Despite these (hopefully) easily fixable flaws, Lego Marvel Superheroes is THE game to play for Marvel fans young and old. It’s easy to play, features a ton of characters, and has a lot of good-natured fun with the established characters we know and love.
Easily my most anticipated game of the fall season, Batman: Arkham Origins has a lot to live up to. Following up Rocksteady’s incredible Batman: Arkham City, the prequel game is the first “Arkhamverse” game not developed by the hit making developers. Naturally this made me nervous, as it wouldn’t be surprising for Warner Bros. to start annualizing a series based on their most popular character and rake in the money. Thankfully, Arkham Origins plays like its predecessors.
This is a double-edged sword though. The previous Arkham games were a blast to play, and using the same game mechanics allows you to jump right in without having to figure out a new combat system. However, by using the development system that Rocksteady created and putting a new story in it, there’s not a whole lot to differentiate this installment from the ones that came before it. In fact, the ability to use all of the gadgets from Arkham City right from the get go flies in the face of the premise of Origins’ story. This Batman, in his second year as a vigilante, is supposed to be younger, brasher, and greener. But having access to all of his gadgets makes him more powerful than the older Batman that appeared in Asylum and City.
There are also some small glitches I’ve noticed in my time playing Arkham Origins. At times Batman’s cape disappears into his legs, or he starts to sink into the floor. None of these have been game breaking (yet), but I have heard horror stories of players getting close to the conclusion of the game and having their save files corrupted by a glitch during saving. I’ve heard that Warner Bros. is working to fix this, so we should have a patch soon, but be wary of playing too far until an update becomes available.
Despite this, I’m having a lot of fun playing the game. The story, which has Batman being hunted by 8 assassins on Christmas Eve, is cool, and the few boss fights I’ve encountered so far have been a lot of fun. It’s refreshing to see a Batman game that features Black Mask, Deathstroke, and other lesser-known characters as the main villains. Roger Craig Smith’s Batman isn’t nearly as good as Kevin Conroy’s, but it does a serviceable job, even if he does sound like the host of “Gangland” at points. The real revelation is Troy Baker’s Joker, who both imitates Mark Hamill’s Clown Prince but also does something unique too. With Hamill claiming to have retired from voicing the character, I’d be more than happy with Baker taking over the vocal chords of Mr. J.
The Playstation 3 version of the game has exclusive extra content, including the “Knightfall combat missions”, which includes an Azrael Batman skin. This addition, plus the fact that I can return to the Batcave and walk around, makes this Batman fan geek out so hard that the rest of the game could completely fall apart and I’d still recommend it.

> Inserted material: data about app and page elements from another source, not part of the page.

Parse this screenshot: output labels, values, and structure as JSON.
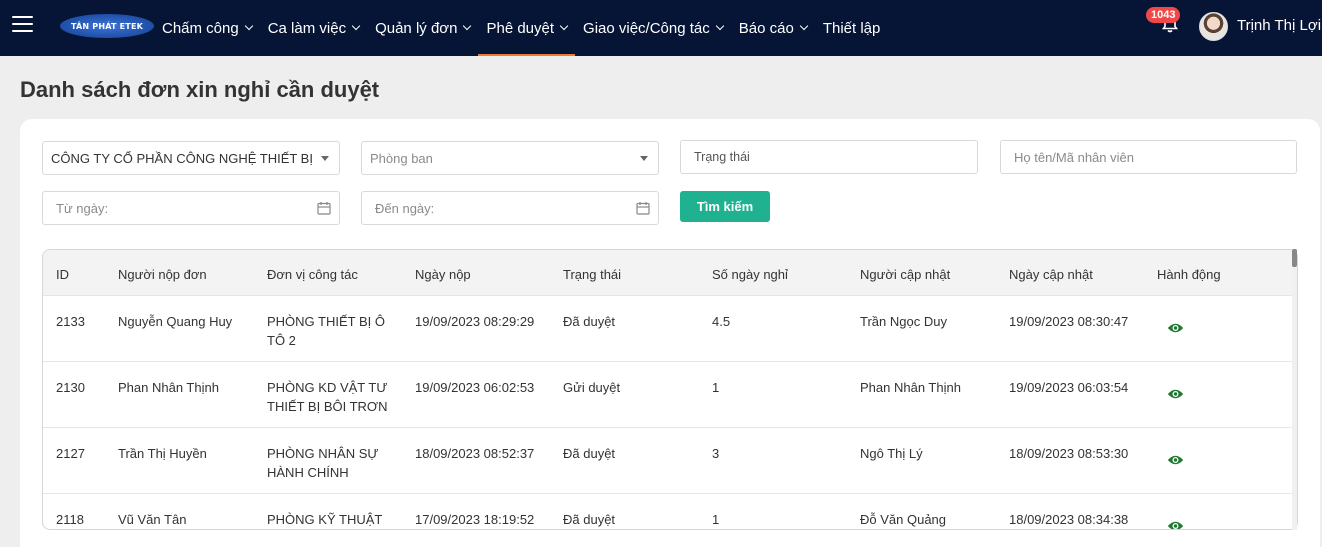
{
  "nav": {
    "logo_text": "TÂN PHÁT ETEK",
    "menu": [
      {
        "label": "Chấm công",
        "has_dropdown": true,
        "active": false
      },
      {
        "label": "Ca làm việc",
        "has_dropdown": true,
        "active": false
      },
      {
        "label": "Quản lý đơn",
        "has_dropdown": true,
        "active": false
      },
      {
        "label": "Phê duyệt",
        "has_dropdown": true,
        "active": true
      },
      {
        "label": "Giao việc/Công tác",
        "has_dropdown": true,
        "active": false
      },
      {
        "label": "Báo cáo",
        "has_dropdown": true,
        "active": false
      },
      {
        "label": "Thiết lập",
        "has_dropdown": false,
        "active": false
      }
    ],
    "notification_count": "1043",
    "user_name": "Trịnh Thị Lợi"
  },
  "page": {
    "title": "Danh sách đơn xin nghỉ cần duyệt"
  },
  "filters": {
    "company_value": "CÔNG TY CỔ PHẦN CÔNG NGHỆ THIẾT BỊ TÂ...",
    "department_placeholder": "Phòng ban",
    "status_placeholder": "Trạng thái",
    "employee_placeholder": "Họ tên/Mã nhân viên",
    "from_date_placeholder": "Từ ngày:",
    "to_date_placeholder": "Đến ngày:",
    "search_label": "Tìm kiếm"
  },
  "table": {
    "columns": [
      "ID",
      "Người nộp đơn",
      "Đơn vị công tác",
      "Ngày nộp",
      "Trạng thái",
      "Số ngày nghỉ",
      "Người cập nhật",
      "Ngày cập nhật",
      "Hành động"
    ],
    "rows": [
      {
        "id": "2133",
        "applicant": "Nguyễn Quang Huy",
        "unit": "PHÒNG THIẾT BỊ Ô TÔ 2",
        "submitted": "19/09/2023 08:29:29",
        "status": "Đã duyệt",
        "days": "4.5",
        "updated_by": "Trần Ngọc Duy",
        "updated_at": "19/09/2023 08:30:47"
      },
      {
        "id": "2130",
        "applicant": "Phan Nhân Thịnh",
        "unit": "PHÒNG KD VẬT TƯ THIẾT BỊ BÔI TRƠN",
        "submitted": "19/09/2023 06:02:53",
        "status": "Gửi duyệt",
        "days": "1",
        "updated_by": "Phan Nhân Thịnh",
        "updated_at": "19/09/2023 06:03:54"
      },
      {
        "id": "2127",
        "applicant": "Trần Thị Huyền",
        "unit": "PHÒNG NHÂN SỰ HÀNH CHÍNH",
        "submitted": "18/09/2023 08:52:37",
        "status": "Đã duyệt",
        "days": "3",
        "updated_by": "Ngô Thị Lý",
        "updated_at": "18/09/2023 08:53:30"
      },
      {
        "id": "2118",
        "applicant": "Vũ Văn Tân",
        "unit": "PHÒNG KỸ THUẬT",
        "submitted": "17/09/2023 18:19:52",
        "status": "Đã duyệt",
        "days": "1",
        "updated_by": "Đỗ Văn Quảng",
        "updated_at": "18/09/2023 08:34:38"
      }
    ]
  },
  "colors": {
    "nav_bg": "#061536",
    "accent": "#f07a34",
    "button": "#20b290",
    "eye_icon": "#1f7a2e",
    "badge": "#f04848"
  }
}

Batman: Arkham Origins, while not as innovative as the previous game, is still a fun game to play. No it doesn’t do anything to push the series forward, and yes, it’s a little glitchy, but I’m still enjoying my time hunting down criminals as the Batman. Origins may not be the successor to the mighty Arkham City, but it’ll definitely hold you over until Rocksteady announces their sequel.
NOTE: As of this writing, I have yet to really play the multiplayer. I was able to get into a game but was kicked out after a few minutes of play as Robin. I’ve heard mixed things, so I wouldn’t recommend buying the game just to shoot people as one of Bane or Joker’s thugs. It sounds like a lot of fun though.